*Task brief*. Records follow. Copy every line with "当好东道主".

*Data provided*.

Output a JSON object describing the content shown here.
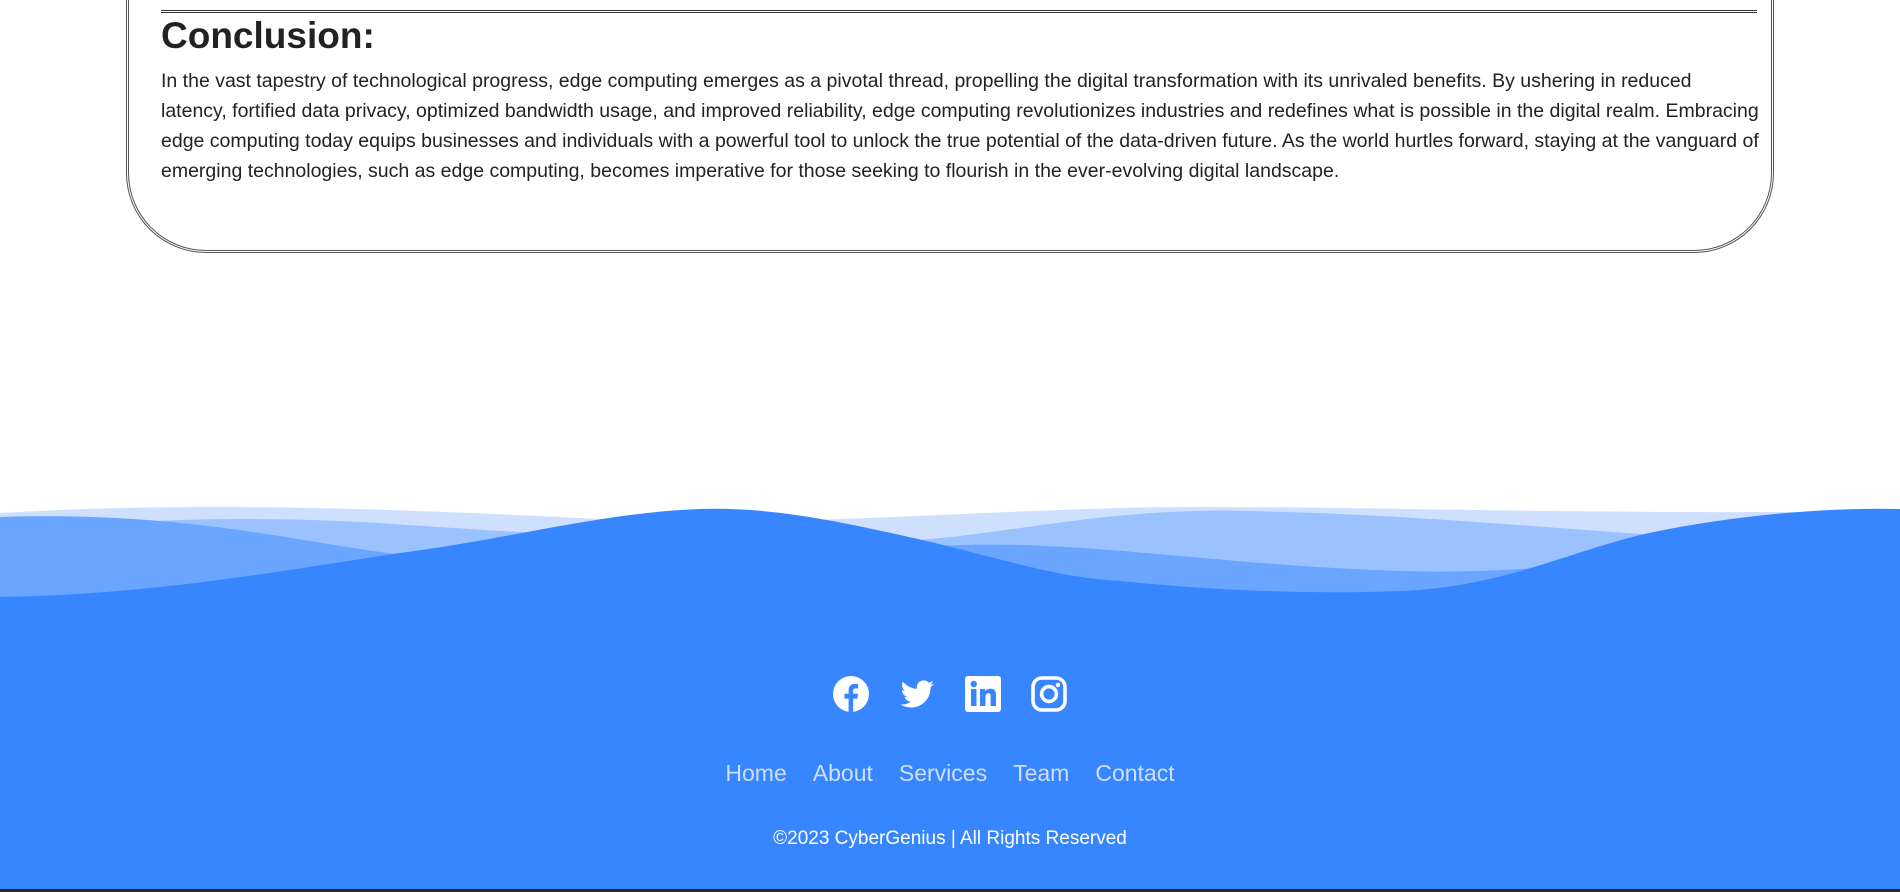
{
  "conclusion": {
    "heading": "Conclusion:",
    "body": "In the vast tapestry of technological progress, edge computing emerges as a pivotal thread, propelling the digital transformation with its unrivaled benefits. By ushering in reduced latency, fortified data privacy, optimized bandwidth usage, and improved reliability, edge computing revolutionizes industries and redefines what is possible in the digital realm. Embracing edge computing today equips businesses and individuals with a powerful tool to unlock the true potential of the data-driven future. As the world hurtles forward, staying at the vanguard of emerging technologies, such as edge computing, becomes imperative for those seeking to flourish in the ever-evolving digital landscape."
  },
  "footer": {
    "colors": {
      "primary": "#3886ff",
      "wave_mid": "#6aa5ff",
      "wave_light": "#9ac2ff",
      "wave_lightest": "#cfe0ff"
    },
    "social": [
      {
        "icon": "facebook-icon"
      },
      {
        "icon": "twitter-icon"
      },
      {
        "icon": "linkedin-icon"
      },
      {
        "icon": "instagram-icon"
      }
    ],
    "menu": [
      "Home",
      "About",
      "Services",
      "Team",
      "Contact"
    ],
    "copyright": "©2023 CyberGenius | All Rights Reserved"
  }
}
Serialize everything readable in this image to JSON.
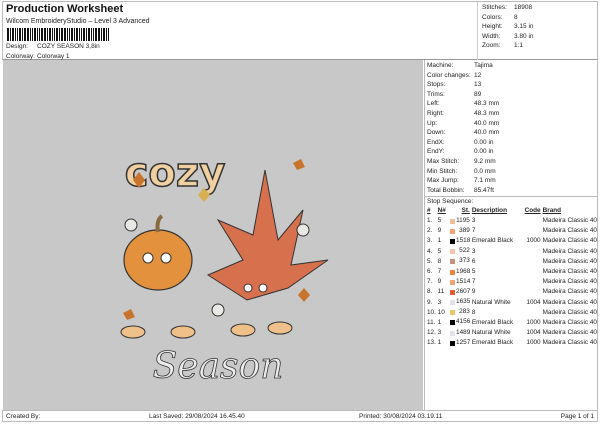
{
  "header": {
    "title": "Production Worksheet",
    "subtitle": "Wilcom EmbroideryStudio – Level 3 Advanced",
    "design_label": "Design:",
    "design_value": "COZY SEASON 3,8in",
    "colorway_label": "Colorway:",
    "colorway_value": "Colorway 1"
  },
  "stats": [
    {
      "k": "Stitches:",
      "v": "18908"
    },
    {
      "k": "Colors:",
      "v": "8"
    },
    {
      "k": "Height:",
      "v": "3.15 in"
    },
    {
      "k": "Width:",
      "v": "3.80 in"
    },
    {
      "k": "Zoom:",
      "v": "1:1"
    }
  ],
  "artwork": {
    "top_text": "cozy",
    "bottom_text": "Season"
  },
  "properties": [
    {
      "k": "Machine:",
      "v": "Tajima"
    },
    {
      "k": "Color changes:",
      "v": "12"
    },
    {
      "k": "Stops:",
      "v": "13"
    },
    {
      "k": "Trims:",
      "v": "89"
    },
    {
      "k": "Left:",
      "v": "48.3 mm"
    },
    {
      "k": "Right:",
      "v": "48.3 mm"
    },
    {
      "k": "Up:",
      "v": "40.0 mm"
    },
    {
      "k": "Down:",
      "v": "40.0 mm"
    },
    {
      "k": "EndX:",
      "v": "0.00 in"
    },
    {
      "k": "EndY:",
      "v": "0.00 in"
    },
    {
      "k": "Max Stitch:",
      "v": "9.2 mm"
    },
    {
      "k": "Min Stitch:",
      "v": "0.0 mm"
    },
    {
      "k": "Max Jump:",
      "v": "7.1 mm"
    },
    {
      "k": "Total Bobbin:",
      "v": "85.47ft"
    }
  ],
  "stop_sequence_label": "Stop Sequence:",
  "columns": [
    "#",
    "N#",
    "St.",
    "Description",
    "Code",
    "Brand"
  ],
  "stops": [
    {
      "n": "1.",
      "nn": "5",
      "color": "#f2bc9c",
      "st": "1195",
      "desc": "3",
      "code": "",
      "brand": "Madeira Classic 40"
    },
    {
      "n": "2.",
      "nn": "9",
      "color": "#f0a474",
      "st": "389",
      "desc": "7",
      "code": "",
      "brand": "Madeira Classic 40"
    },
    {
      "n": "3.",
      "nn": "1",
      "color": "#000000",
      "st": "1518",
      "desc": "Emerald Black",
      "code": "1000",
      "brand": "Madeira Classic 40"
    },
    {
      "n": "4.",
      "nn": "5",
      "color": "#f4c4ac",
      "st": "522",
      "desc": "3",
      "code": "",
      "brand": "Madeira Classic 40"
    },
    {
      "n": "5.",
      "nn": "8",
      "color": "#c8907a",
      "st": "373",
      "desc": "6",
      "code": "",
      "brand": "Madeira Classic 40"
    },
    {
      "n": "6.",
      "nn": "7",
      "color": "#ec8440",
      "st": "1968",
      "desc": "5",
      "code": "",
      "brand": "Madeira Classic 40"
    },
    {
      "n": "7.",
      "nn": "9",
      "color": "#f0a474",
      "st": "1514",
      "desc": "7",
      "code": "",
      "brand": "Madeira Classic 40"
    },
    {
      "n": "8.",
      "nn": "11",
      "color": "#e06034",
      "st": "2607",
      "desc": "9",
      "code": "",
      "brand": "Madeira Classic 40"
    },
    {
      "n": "9.",
      "nn": "3",
      "color": "#e2e2ea",
      "st": "1635",
      "desc": "Natural White",
      "code": "1004",
      "brand": "Madeira Classic 40"
    },
    {
      "n": "10.",
      "nn": "10",
      "color": "#f0c464",
      "st": "283",
      "desc": "8",
      "code": "",
      "brand": "Madeira Classic 40"
    },
    {
      "n": "11.",
      "nn": "1",
      "color": "#000000",
      "st": "4156",
      "desc": "Emerald Black",
      "code": "1000",
      "brand": "Madeira Classic 40"
    },
    {
      "n": "12.",
      "nn": "3",
      "color": "#e2e2ea",
      "st": "1489",
      "desc": "Natural White",
      "code": "1004",
      "brand": "Madeira Classic 40"
    },
    {
      "n": "13.",
      "nn": "1",
      "color": "#000000",
      "st": "1257",
      "desc": "Emerald Black",
      "code": "1000",
      "brand": "Madeira Classic 40"
    }
  ],
  "footer": {
    "created": "Created By:",
    "saved": "Last Saved: 29/08/2024 16.45.40",
    "printed": "Printed: 30/08/2024 03.19.11",
    "page": "Page 1 of 1"
  }
}
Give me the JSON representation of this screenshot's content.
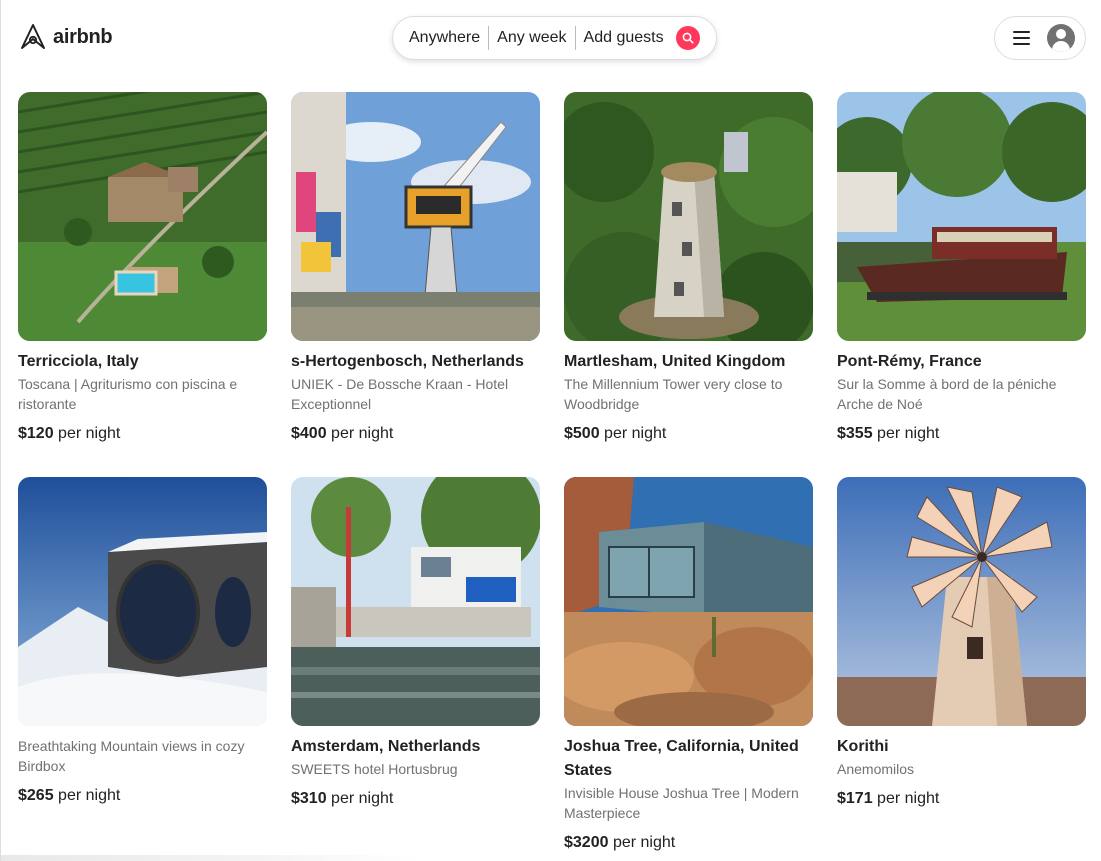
{
  "header": {
    "brand": "airbnb",
    "search": {
      "location": "Anywhere",
      "dates": "Any week",
      "guests": "Add guests"
    },
    "icons": [
      "airbnb-logo-icon",
      "search-icon",
      "hamburger-menu-icon",
      "user-avatar-icon"
    ],
    "accent_color": "#ff385c"
  },
  "listings": [
    {
      "title": "Terricciola, Italy",
      "desc": "Toscana | Agriturismo con piscina e ristorante",
      "price": "$120",
      "unit": "per night"
    },
    {
      "title": "s-Hertogenbosch, Netherlands",
      "desc": "UNIEK - De Bossche Kraan - Hotel Exceptionnel",
      "price": "$400",
      "unit": "per night"
    },
    {
      "title": "Martlesham, United Kingdom",
      "desc": "The Millennium Tower very close to Woodbridge",
      "price": "$500",
      "unit": "per night"
    },
    {
      "title": "Pont-Rémy, France",
      "desc": "Sur la Somme à bord de la péniche Arche de Noé",
      "price": "$355",
      "unit": "per night"
    },
    {
      "title": "",
      "desc": "Breathtaking Mountain views in cozy Birdbox",
      "price": "$265",
      "unit": "per night"
    },
    {
      "title": "Amsterdam, Netherlands",
      "desc": "SWEETS hotel Hortusbrug",
      "price": "$310",
      "unit": "per night"
    },
    {
      "title": "Joshua Tree, California, United States",
      "desc": "Invisible House Joshua Tree | Modern Masterpiece",
      "price": "$3200",
      "unit": "per night"
    },
    {
      "title": "Korithi",
      "desc": "Anemomilos",
      "price": "$171",
      "unit": "per night"
    }
  ]
}
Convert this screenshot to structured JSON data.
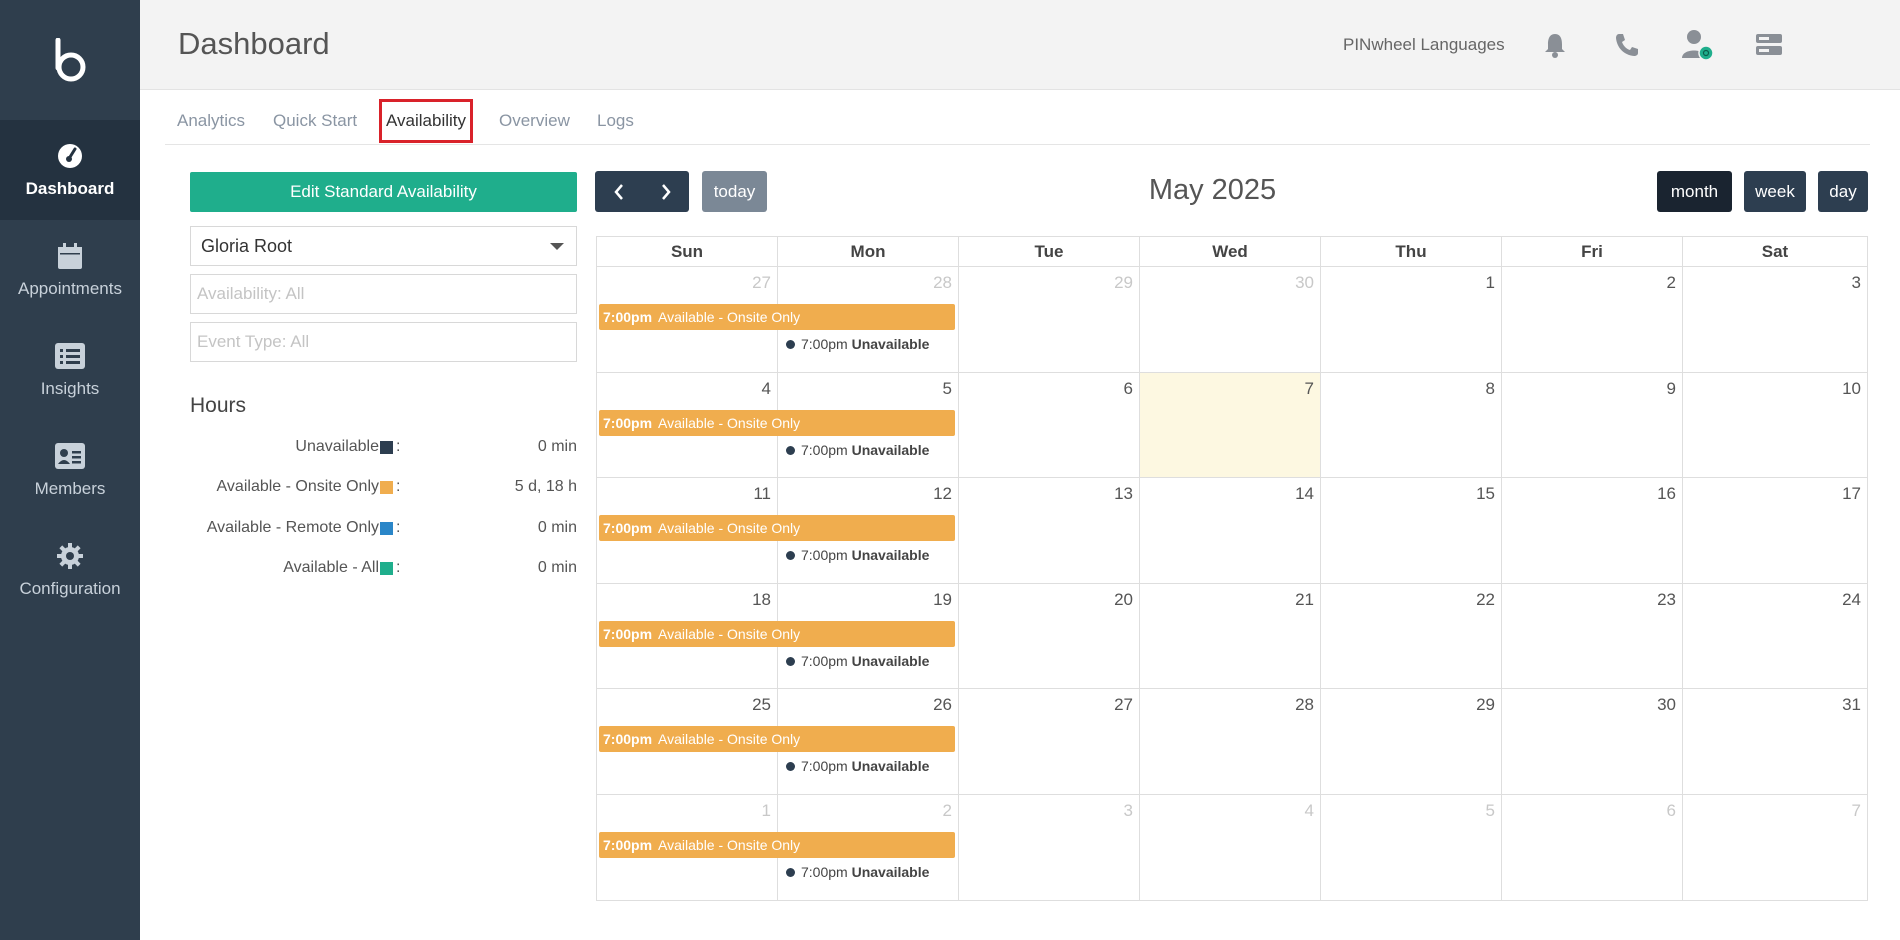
{
  "header": {
    "title": "Dashboard",
    "company": "PINwheel Languages"
  },
  "sidebar": {
    "items": [
      {
        "label": "Dashboard",
        "icon": "gauge-icon",
        "active": true
      },
      {
        "label": "Appointments",
        "icon": "calendar-icon",
        "active": false
      },
      {
        "label": "Insights",
        "icon": "list-icon",
        "active": false
      },
      {
        "label": "Members",
        "icon": "id-card-icon",
        "active": false
      },
      {
        "label": "Configuration",
        "icon": "gear-icon",
        "active": false
      }
    ]
  },
  "tabs": [
    {
      "label": "Analytics",
      "active": false
    },
    {
      "label": "Quick Start",
      "active": false
    },
    {
      "label": "Availability",
      "active": true
    },
    {
      "label": "Overview",
      "active": false
    },
    {
      "label": "Logs",
      "active": false
    }
  ],
  "left_panel": {
    "edit_button": "Edit Standard Availability",
    "member_select": "Gloria Root",
    "availability_placeholder": "Availability: All",
    "event_type_placeholder": "Event Type: All",
    "hours_title": "Hours",
    "legend": [
      {
        "name": "Unavailable",
        "color": "#2d3e50",
        "colon": ":",
        "value": "0 min"
      },
      {
        "name": "Available - Onsite Only",
        "color": "#f0ad4e",
        "colon": ":",
        "value": "5 d, 18 h"
      },
      {
        "name": "Available - Remote Only",
        "color": "#2a86c8",
        "colon": ":",
        "value": "0 min"
      },
      {
        "name": "Available - All",
        "color": "#1fae8c",
        "colon": ":",
        "value": "0 min"
      }
    ]
  },
  "calendar": {
    "title": "May 2025",
    "today_label": "today",
    "prev_icon": "chevron-left-icon",
    "next_icon": "chevron-right-icon",
    "views": [
      {
        "label": "month",
        "active": true
      },
      {
        "label": "week",
        "active": false
      },
      {
        "label": "day",
        "active": false
      }
    ],
    "days_of_week": [
      "Sun",
      "Mon",
      "Tue",
      "Wed",
      "Thu",
      "Fri",
      "Sat"
    ],
    "weeks": [
      [
        "27",
        "28",
        "29",
        "30",
        "1",
        "2",
        "3"
      ],
      [
        "4",
        "5",
        "6",
        "7",
        "8",
        "9",
        "10"
      ],
      [
        "11",
        "12",
        "13",
        "14",
        "15",
        "16",
        "17"
      ],
      [
        "18",
        "19",
        "20",
        "21",
        "22",
        "23",
        "24"
      ],
      [
        "25",
        "26",
        "27",
        "28",
        "29",
        "30",
        "31"
      ],
      [
        "1",
        "2",
        "3",
        "4",
        "5",
        "6",
        "7"
      ]
    ],
    "highlighted_date": "7",
    "event_bar": {
      "time": "7:00pm",
      "title": "Available - Onsite Only"
    },
    "event_dot": {
      "time": "7:00pm",
      "title": "Unavailable"
    }
  }
}
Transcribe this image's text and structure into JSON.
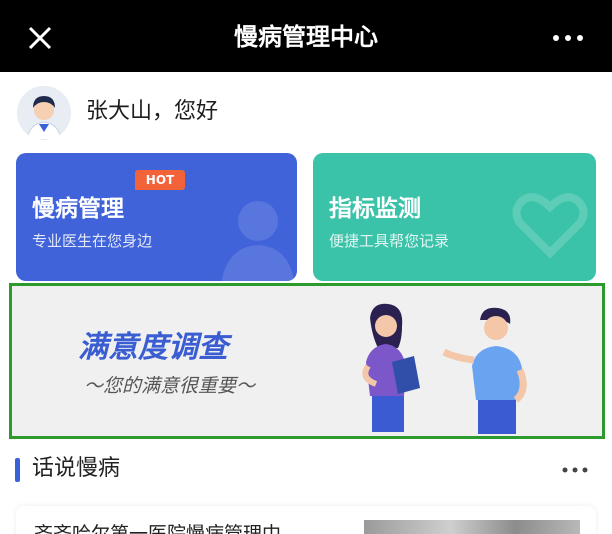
{
  "window": {
    "title": "慢病管理中心",
    "close_icon": "close-icon",
    "more_icon": "more-dots-icon"
  },
  "greeting": {
    "avatar_icon": "doctor-avatar",
    "text": "张大山，您好"
  },
  "cards": [
    {
      "title": "慢病管理",
      "subtitle": "专业医生在您身边",
      "badge": "HOT",
      "color": "#4163d9",
      "icon": "doctor-silhouette-icon"
    },
    {
      "title": "指标监测",
      "subtitle": "便捷工具帮您记录",
      "color": "#3bc3a9",
      "icon": "heart-icon"
    }
  ],
  "banner": {
    "title": "满意度调查",
    "subtitle": "～您的满意很重要～",
    "illustration": "two-people-talking-illustration"
  },
  "section": {
    "title": "话说慢病",
    "more_icon": "more-dots-icon"
  },
  "article": {
    "title": "齐齐哈尔第一医院慢病管理中",
    "thumbnail": "article-thumbnail-image"
  },
  "colors": {
    "topbar": "#000000",
    "accent_blue": "#3a62d8",
    "teal": "#3bc3a9",
    "hot_badge": "#f2633a",
    "banner_border": "#2c9a2c"
  }
}
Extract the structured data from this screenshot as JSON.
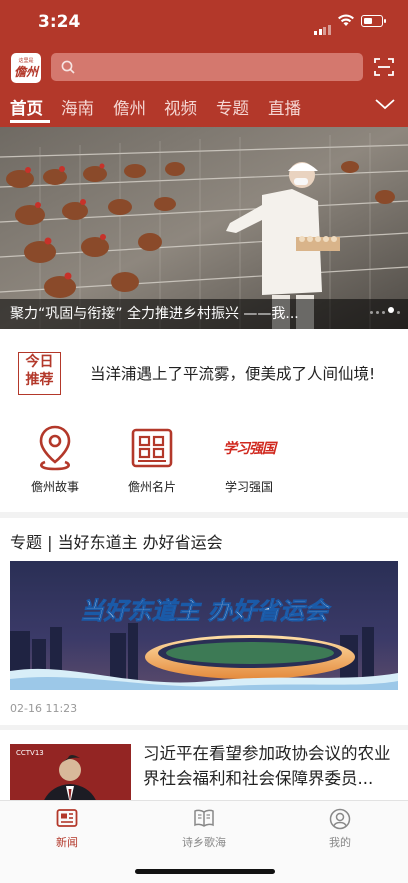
{
  "status_bar": {
    "time": "3:24"
  },
  "header": {
    "logo": {
      "top_text": "这里是",
      "main_text": "儋州"
    },
    "search": {
      "placeholder": ""
    },
    "tabs": [
      {
        "label": "首页",
        "active": true
      },
      {
        "label": "海南"
      },
      {
        "label": "儋州"
      },
      {
        "label": "视频"
      },
      {
        "label": "专题"
      },
      {
        "label": "直播"
      }
    ]
  },
  "banner": {
    "caption": "聚力“巩固与衔接” 全力推进乡村振兴 ——我...",
    "slide_count": 5,
    "active_slide": 4
  },
  "today": {
    "badge": [
      "今日",
      "推荐"
    ],
    "headline": "当洋浦遇上了平流雾，便美成了人间仙境!"
  },
  "quick_links": [
    {
      "label": "儋州故事",
      "icon": "location-pin-icon"
    },
    {
      "label": "儋州名片",
      "icon": "card-grid-icon"
    },
    {
      "label": "学习强国",
      "icon": "xuexi-logo",
      "logo_text": "学习强国"
    }
  ],
  "topic": {
    "section_title": "专题 | 当好东道主 办好省运会",
    "image_text": "当好东道主 办好省运会",
    "date": "02-16 11:23"
  },
  "news": {
    "title": "习近平在看望参加政协会议的农业界社会福利和社会保障界委员...",
    "thumb_badge": "CCTV13"
  },
  "tabbar": [
    {
      "label": "新闻",
      "icon": "news-icon",
      "active": true
    },
    {
      "label": "诗乡歌海",
      "icon": "book-icon"
    },
    {
      "label": "我的",
      "icon": "user-icon"
    }
  ],
  "colors": {
    "brand": "#b3382a",
    "text": "#222222",
    "muted": "#999999"
  }
}
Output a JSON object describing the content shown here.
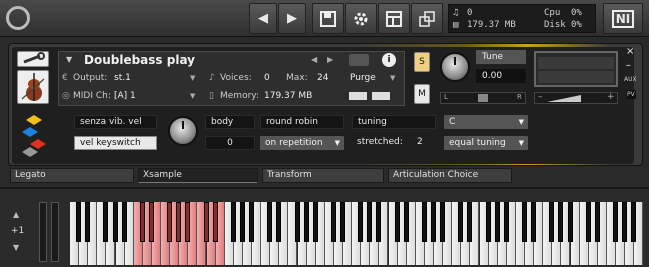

*Output below*.
    "section_title": "专题 | 当好东道主 办好省运会",
    "image_text": "当好东道主 办好省运会",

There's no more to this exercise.